  • Trump needs 66 delegates to officially clinch nomination (The Hill)
  • Japan GDP Rebound Not Enough to Stave Off Stimulus (WSJ)

Warning Signs

Rising wages and employment costs (benefits, healthcare, etc.) are a direct input into the profitability equation. Therefore, as the economy slows and other cost-cutting measures, accounting gimmicks and share buybacks lose their ability to increase bottom line profitability, it is only a function of time before the focus returns to the cost of labor. With corporate profitability currently under pressure, overall economic activity weak and global conditions deteriorating, just how long can companies sustain employment and wage growth? The answer is not long.

Consumer Confidence Stagnant Since The End Of QE3 As Wage Growth Hopes Fade

We're gonna need more money-printing. Consumer Confidence dropped in April to 94.2, missing expectations of 95.8 and hovering at its lowest in 2 years. In fact, the current level is relatively unchanged since the end of QE3, despite all the recent surges in stocks as the post-2009 94% correlation between the S&P 500 and confidence is breaking down rapidly and ruining The Fed's animal spirits' party. Most crucially, income growth expectations are tumbling as The Conference Board suggests American consumers "do not foresee any pickup in momentum."

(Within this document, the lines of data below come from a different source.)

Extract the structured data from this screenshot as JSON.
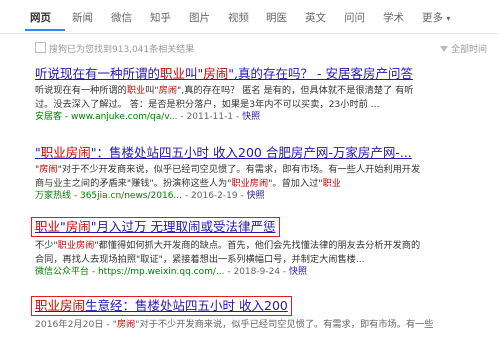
{
  "nav": {
    "items": [
      "网页",
      "新闻",
      "微信",
      "知乎",
      "图片",
      "视频",
      "明医",
      "英文",
      "问问",
      "学术",
      "更多"
    ],
    "active_index": 0,
    "more_arrow": "▾"
  },
  "result_count": "搜狗已为您找到913,041条相关结果",
  "tools_label": "全部时间",
  "results": [
    {
      "title_a": "听说现在有一种所谓的",
      "title_em1": "职业",
      "title_b": "叫\"",
      "title_em2": "房闹",
      "title_c": "\",真的存在吗？ - 安居客房产问答",
      "snippet1_a": "听说现在有一种所谓的",
      "snippet1_em1": "职业",
      "snippet1_b": "叫\"",
      "snippet1_em2": "房闹",
      "snippet1_c": "\",真的存在吗？  匿名 是有的，但具体就不是很清楚了 有听",
      "snippet2": "过。没去深入了解过。  答：是否是积分落户，如果是3年内不可以买卖，23小时前 ...",
      "url": "安居客 - www.anjuke.com/qa/v...",
      "date": "- 2011-11-1 -",
      "snapshot": "快照"
    },
    {
      "title_pre": "\"",
      "title_em1": "职业房闹",
      "title_b": "\"：售楼处站四五小时 收入200  合肥房产网-万家房产网-...",
      "snippet1_a": "\"",
      "snippet1_em1": "房闹",
      "snippet1_b": "\"对于不少开发商来说，似乎已经司空见惯了。有需求，即有市场。有一些人开始利用开发",
      "snippet2_a": "商与业主之间的矛盾来\"赚钱\"。扮演称这些人为\"",
      "snippet2_em1": "职业房闹",
      "snippet2_b": "\"。曾加入过\"",
      "snippet2_em2": "职业",
      "url": "万家热线 - 365jia.cn/news/2016...",
      "date": "- 2016-2-19 -",
      "snapshot": "快照"
    },
    {
      "title_em1": "职业",
      "title_b": "\"",
      "title_em2": "房闹",
      "title_c": "\"月入过万 无理取闹或受法律严惩",
      "snippet1_a": "不少\"",
      "snippet1_em1": "职业房闹",
      "snippet1_b": "\"都懂得如何抓大开发商的缺点。首先，他们会先找懂法律的朋友去分析开发商的",
      "snippet2": "合同，再找人去现场拍照\"取证\"，紧接着想出一系列横幅口号，并制定大闹售楼...",
      "url": "微信公众平台 - https://mp.weixin.qq.com/...",
      "date": "- 2018-9-24 -",
      "snapshot": "快照"
    },
    {
      "title_em1": "职业房闹",
      "title_b": "生意经：售楼处站四五小时 收入200",
      "snippet1_a": "2016年2月20日 - \"",
      "snippet1_em1": "房闹",
      "snippet1_b": "\"对于不少开发商来说，似乎已经司空见惯了。有需求，即有市场。有一些"
    }
  ],
  "colors": {
    "link": "#2518b5",
    "highlight": "#cc0000",
    "url": "#008000",
    "box": "#e02020",
    "nav_accent": "#3385ff"
  }
}
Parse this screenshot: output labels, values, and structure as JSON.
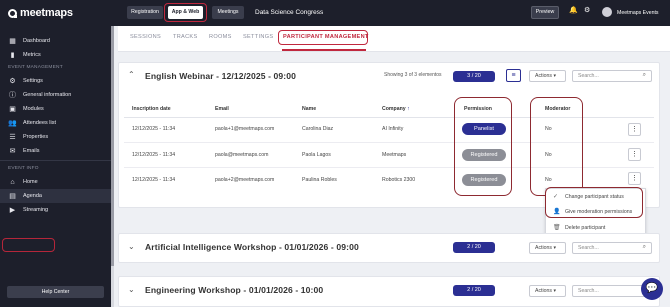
{
  "sidebar": {
    "logo": "meetmaps",
    "items_top": [
      {
        "label": "Dashboard",
        "icon": "grid-icon"
      },
      {
        "label": "Metrics",
        "icon": "bar-chart-icon"
      }
    ],
    "section_event_management": "EVENT MANAGEMENT",
    "items_mgmt": [
      {
        "label": "Settings",
        "icon": "gear-icon"
      },
      {
        "label": "General information",
        "icon": "info-icon"
      },
      {
        "label": "Modules",
        "icon": "modules-icon"
      },
      {
        "label": "Attendees list",
        "icon": "users-icon"
      },
      {
        "label": "Properties",
        "icon": "properties-icon"
      },
      {
        "label": "Emails",
        "icon": "mail-icon"
      }
    ],
    "section_event_info": "EVENT INFO",
    "items_info": [
      {
        "label": "Home",
        "icon": "home-icon"
      },
      {
        "label": "Agenda",
        "icon": "calendar-icon"
      },
      {
        "label": "Streaming",
        "icon": "streaming-icon"
      }
    ],
    "help": "Help Center"
  },
  "topbar": {
    "registration": "Registration",
    "app_web": "App & Web",
    "meetings": "Meetings",
    "event_title": "Data Science Congress",
    "preview": "Preview",
    "account": "Meetmaps Events"
  },
  "tabs": [
    "SESSIONS",
    "TRACKS",
    "ROOMS",
    "SETTINGS",
    "PARTICIPANT MANAGEMENT"
  ],
  "session1": {
    "title": "English Webinar - 12/12/2025 - 09:00",
    "showing": "Showing 3 of 3 elementos",
    "count": "3 / 20",
    "actions": "Actions",
    "search_placeholder": "Search...",
    "columns": [
      "Inscription date",
      "Email",
      "Name",
      "Company",
      "Permission",
      "Moderator"
    ],
    "rows": [
      {
        "date": "12/12/2025 - 11:34",
        "email": "paola+1@meetmaps.com",
        "name": "Carolina Diaz",
        "company": "AI Infinity",
        "permission": "Panelist",
        "moderator": "No"
      },
      {
        "date": "12/12/2025 - 11:34",
        "email": "paola@meetmaps.com",
        "name": "Paola Lagos",
        "company": "Meetmaps",
        "permission": "Registered",
        "moderator": "No"
      },
      {
        "date": "12/12/2025 - 11:34",
        "email": "paola+2@meetmaps.com",
        "name": "Paulina Robles",
        "company": "Robotics 2300",
        "permission": "Registered",
        "moderator": "No"
      }
    ]
  },
  "context_menu": [
    {
      "label": "Change participant status",
      "icon": "check-icon"
    },
    {
      "label": "Give moderation permissions",
      "icon": "user-shield-icon"
    },
    {
      "label": "Delete participant",
      "icon": "trash-icon"
    }
  ],
  "session2": {
    "title": "Artificial Intelligence Workshop - 01/01/2026 - 09:00",
    "count": "2 / 20",
    "actions": "Actions",
    "search_placeholder": "Search..."
  },
  "session3": {
    "title": "Engineering Workshop - 01/01/2026 - 10:00",
    "count": "2 / 20",
    "actions": "Actions",
    "search_placeholder": "Search..."
  },
  "colors": {
    "brand_navy": "#1d1f2b",
    "accent_blue": "#2b2f93",
    "highlight_red": "#c0283e"
  }
}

"It's Getting Worse" - Economic Outlook Plummets In Gallup Poll, Rising Gas Prices Blamed

It turns out that ordinary people are not as excited about the US economy as those who are cheerleading minimum wage job creation and market levels being close to all time highs, and certainly not as excited as that group of people called each month by either the Conference Board or UMich, the two far more closely tracked confidence indicators."Americans are confronted with presidential candidates using the economy as one of their talking points, mixed signals from national economic reports, volatility in the stock market and an apparent end of sub-$2 gas prices nationally -- all of which may be affecting their economic assessments."

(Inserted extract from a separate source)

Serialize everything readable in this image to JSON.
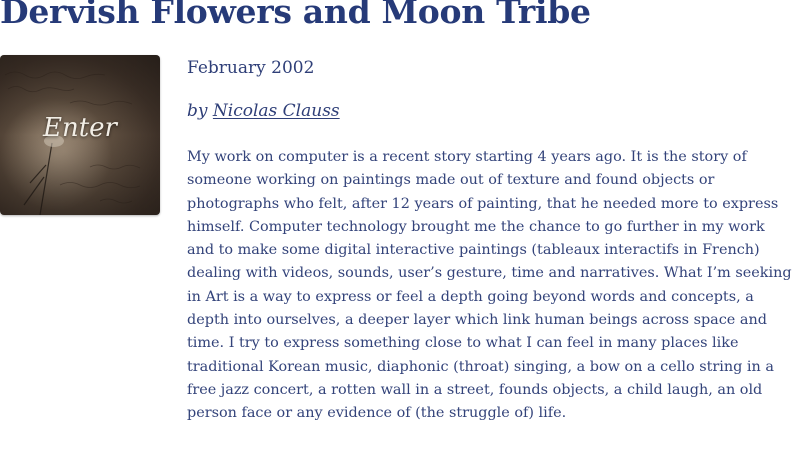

As Conference Board Confidence Jumps, Gallup Confidence Dumps

A yuuge surge in stocks - amid collapsing earnings and GDP expectations - appears to have enabled a modest bounce off 2-year lows for consumer confidence. The Conference Board’s index of consumer confidence increased to 96.2 in March from 94 a month earlier - but still below January's levels. The bounce was driven purely by "hope" as expectations for the future rose and current conditions dropped to 4-month lows. At the same time Gallup's consumer confidence survey plumbes new depths to its lowest since 2015.

NIRP Hail Mary

Negative interest rates are a tax! Not a traditional tax paid to the government, but an expense paid, on savings. Years of policy designed to encourage spending and discourage savings is likely reaching the end game; the point where those exhibiting prudence must be punished to keep the game going.  At some point, and likely soon, central bankers will be forced to realize the efficacy of lowering interest rates is vanishing and is hindering achievement of their goals. When this occurs a paradigm shift in the way monetary policy is conducted will likely occur. Investors that understand this dynamic, and what it portends, will be in a much better position to protect and profit from the asset price adjustments that lie ahead.

Neil Howe Warns The 'Professional Class' Is Still In Denial Of The Fourth Turning

"The world has fundamentally shifted over the last decade, especially since we’ve emerged from the Great Recession... But the professional class has been very slow to understand what is going on, not just quantitatively but qualitatively in a new generational configuration that I call the Fourth Turning. They don’t accept the new normal. They keep insisting, just two or three years out there on the horizon, that the old normal will return – in GDP growth, in housing starts, in global trade. But it doesn’t return."